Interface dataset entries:
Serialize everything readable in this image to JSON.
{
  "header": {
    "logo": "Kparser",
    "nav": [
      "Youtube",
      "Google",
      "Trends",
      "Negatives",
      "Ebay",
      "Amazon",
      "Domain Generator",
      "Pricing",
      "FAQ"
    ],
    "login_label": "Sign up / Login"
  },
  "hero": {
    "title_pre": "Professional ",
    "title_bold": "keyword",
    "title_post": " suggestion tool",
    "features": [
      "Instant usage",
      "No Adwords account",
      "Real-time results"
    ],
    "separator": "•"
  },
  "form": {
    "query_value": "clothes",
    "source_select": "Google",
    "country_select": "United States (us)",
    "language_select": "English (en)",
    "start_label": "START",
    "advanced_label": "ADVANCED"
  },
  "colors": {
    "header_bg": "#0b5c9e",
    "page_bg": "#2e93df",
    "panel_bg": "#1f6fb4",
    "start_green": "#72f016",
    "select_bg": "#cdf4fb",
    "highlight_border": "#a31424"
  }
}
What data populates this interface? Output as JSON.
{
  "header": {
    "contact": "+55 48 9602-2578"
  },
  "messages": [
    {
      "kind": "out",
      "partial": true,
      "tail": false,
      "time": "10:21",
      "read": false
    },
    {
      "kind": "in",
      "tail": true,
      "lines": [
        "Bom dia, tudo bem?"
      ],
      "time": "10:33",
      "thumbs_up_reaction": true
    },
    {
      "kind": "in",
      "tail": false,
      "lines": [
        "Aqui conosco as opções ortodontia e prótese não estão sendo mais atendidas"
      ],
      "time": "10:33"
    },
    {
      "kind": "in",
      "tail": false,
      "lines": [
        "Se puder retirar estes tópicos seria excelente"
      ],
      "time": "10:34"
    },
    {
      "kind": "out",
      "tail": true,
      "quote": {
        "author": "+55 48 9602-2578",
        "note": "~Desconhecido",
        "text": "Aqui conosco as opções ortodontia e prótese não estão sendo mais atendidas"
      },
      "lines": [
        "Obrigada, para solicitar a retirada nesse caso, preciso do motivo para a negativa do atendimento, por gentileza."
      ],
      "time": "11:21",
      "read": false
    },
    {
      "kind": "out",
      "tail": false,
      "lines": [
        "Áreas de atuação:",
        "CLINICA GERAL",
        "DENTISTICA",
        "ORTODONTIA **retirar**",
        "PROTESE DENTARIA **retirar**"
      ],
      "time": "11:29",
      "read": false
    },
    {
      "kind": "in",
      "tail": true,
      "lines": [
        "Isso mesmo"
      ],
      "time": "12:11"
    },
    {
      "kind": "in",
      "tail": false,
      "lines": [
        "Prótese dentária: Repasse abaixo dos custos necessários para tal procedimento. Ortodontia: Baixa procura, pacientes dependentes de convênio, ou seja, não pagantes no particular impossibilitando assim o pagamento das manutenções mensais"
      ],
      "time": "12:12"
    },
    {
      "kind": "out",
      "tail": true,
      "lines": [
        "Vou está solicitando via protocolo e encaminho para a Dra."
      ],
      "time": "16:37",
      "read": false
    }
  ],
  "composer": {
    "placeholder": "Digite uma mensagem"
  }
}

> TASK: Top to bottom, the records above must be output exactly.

> RESPONSE BOX:
Serialize everything readable in this image to JSON.
{
  "header": {
    "logo": "Kparser",
    "nav": [
      "Youtube",
      "Google",
      "Trends",
      "Negatives",
      "Ebay",
      "Amazon",
      "Domain Generator",
      "Pricing",
      "FAQ"
    ],
    "login_label": "Sign up / Login"
  },
  "hero": {
    "title_pre": "Professional ",
    "title_bold": "keyword",
    "title_post": " suggestion tool",
    "features": [
      "Instant usage",
      "No Adwords account",
      "Real-time results"
    ],
    "separator": "•"
  },
  "form": {
    "query_value": "clothes",
    "source_select": "Google",
    "country_select": "United States (us)",
    "language_select": "English (en)",
    "start_label": "START",
    "advanced_label": "ADVANCED"
  },
  "colors": {
    "header_bg": "#0b5c9e",
    "page_bg": "#2e93df",
    "panel_bg": "#1f6fb4",
    "start_green": "#72f016",
    "select_bg": "#cdf4fb",
    "highlight_border": "#a31424"
  }
}
What data populates this interface? Output as JSON.
{
  "header": {
    "contact": "+55 48 9602-2578"
  },
  "messages": [
    {
      "kind": "out",
      "partial": true,
      "tail": false,
      "time": "10:21",
      "read": false
    },
    {
      "kind": "in",
      "tail": true,
      "lines": [
        "Bom dia, tudo bem?"
      ],
      "time": "10:33",
      "thumbs_up_reaction": true
    },
    {
      "kind": "in",
      "tail": false,
      "lines": [
        "Aqui conosco as opções ortodontia e prótese não estão sendo mais atendidas"
      ],
      "time": "10:33"
    },
    {
      "kind": "in",
      "tail": false,
      "lines": [
        "Se puder retirar estes tópicos seria excelente"
      ],
      "time": "10:34"
    },
    {
      "kind": "out",
      "tail": true,
      "quote": {
        "author": "+55 48 9602-2578",
        "note": "~Desconhecido",
        "text": "Aqui conosco as opções ortodontia e prótese não estão sendo mais atendidas"
      },
      "lines": [
        "Obrigada, para solicitar a retirada nesse caso, preciso do motivo para a negativa do atendimento, por gentileza."
      ],
      "time": "11:21",
      "read": false
    },
    {
      "kind": "out",
      "tail": false,
      "lines": [
        "Áreas de atuação:",
        "CLINICA GERAL",
        "DENTISTICA",
        "ORTODONTIA **retirar**",
        "PROTESE DENTARIA **retirar**"
      ],
      "time": "11:29",
      "read": false
    },
    {
      "kind": "in",
      "tail": true,
      "lines": [
        "Isso mesmo"
      ],
      "time": "12:11"
    },
    {
      "kind": "in",
      "tail": false,
      "lines": [
        "Prótese dentária: Repasse abaixo dos custos necessários para tal procedimento. Ortodontia: Baixa procura, pacientes dependentes de convênio, ou seja, não pagantes no particular impossibilitando assim o pagamento das manutenções mensais"
      ],
      "time": "12:12"
    },
    {
      "kind": "out",
      "tail": true,
      "lines": [
        "Vou está solicitando via protocolo e encaminho para a Dra."
      ],
      "time": "16:37",
      "read": false
    }
  ],
  "composer": {
    "placeholder": "Digite uma mensagem"
  }
}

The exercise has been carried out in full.